Almost any pricing model could be enhanced with an alternative lifetime membership. For instance, apart from your monthly fixed-rate offer, you could also have a one-time payment option for members who want unlimited access to your content without the hassle of renewals.
A discounted lifetime membership can be a smart signup incentive for your early adopters. Software developers or e-learning websites often offer this option in addition to other pricing tiers. However, it may not be the best choice if you release new content continuously or provide ongoing support.
7. Installment Plans
This pricing model is useful if you charge an expensive one-time fee, but some of your customers may not be able to afford the full amount all at once. For instance, many students are on tight budgets, so online courses often offer installment plans.
Typically, there’s an initial fee that the member pays and a few recurring payments after that. The exact number is up to you, but many sites have two or three payment plan lengths customers can choose from.
8. Pay As You Go
Usage-based pricing is popular among many IT and mobile phone services to help mitigate high consumption risks. It also promotes better transparency and fairness. For instance, if you use 2GB of data within a month, you’ll only pay for what you consumed rather than a fixed fee.
Apart from web-based services, startups can also use this pricing model as part of their value proposition. However, it can be hard to predict revenue, as costs may vary from month to month.
9. Pay What You Want
Suppose you’re a blogger or a creative who’s passionate about their work, even though you’re doing it for free. In that case, a donation-based model could be an ideal way to earn an extra income.
Pay what you want models can also be an ideal option for startups that are still testing their value propositions or don’t want to pressure followers with paid subscriptions.
While you shouldn’t have high expectations with this type of pricing model, customers who genuinely believe in your product are usually happy to support it. To boost your revenue, you can also offer extra incentives to subscribers who donate above a certain amount.
Lastly, we have “freemium” pricing, which can be a crucial element to your broader strategy. This involves offering a certain level of access to products, services, or content for free, with optional paid upgrades. Unlike free trials, freemium content doesn’t expire, enabling your members to test out your offers thoroughly.

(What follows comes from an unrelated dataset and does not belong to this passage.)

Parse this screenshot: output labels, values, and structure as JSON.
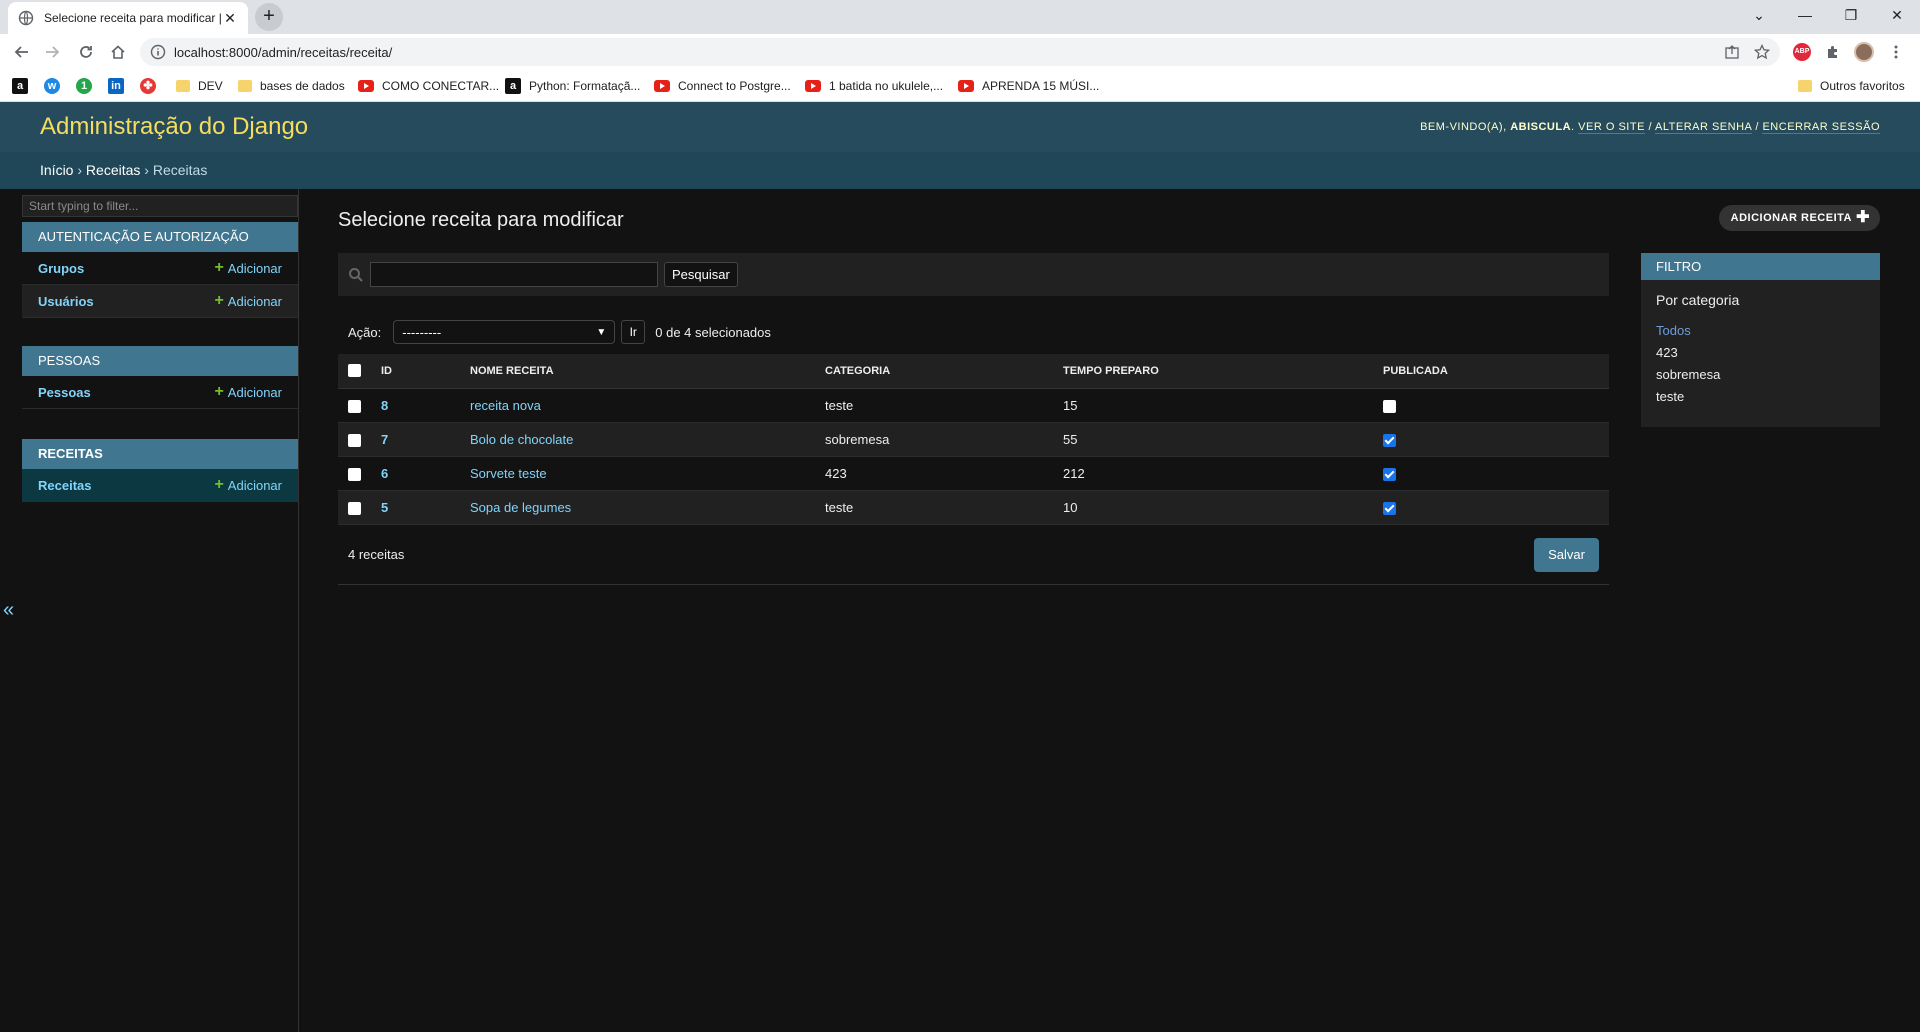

Free content can also help grow your subscriber base and establish authority in your niche. Plus, if your freemium product displays a value that subscribers can’t resist, it might help convince them that it’s worth upgrading to a premium membership.
An effective pricing model could easily make or break your website’s success. It’s crucial to consider the value you’re offering to your members, your financial goals, and how you compare to your competitors.
In this article, we talked about ten common pricing models for membership sites. Although, the one you should choose should depend on the type of products or services you’re providing and your unique value proposition.
Do you have any questions about pricing models for membership sites? Let us know in the comments section below!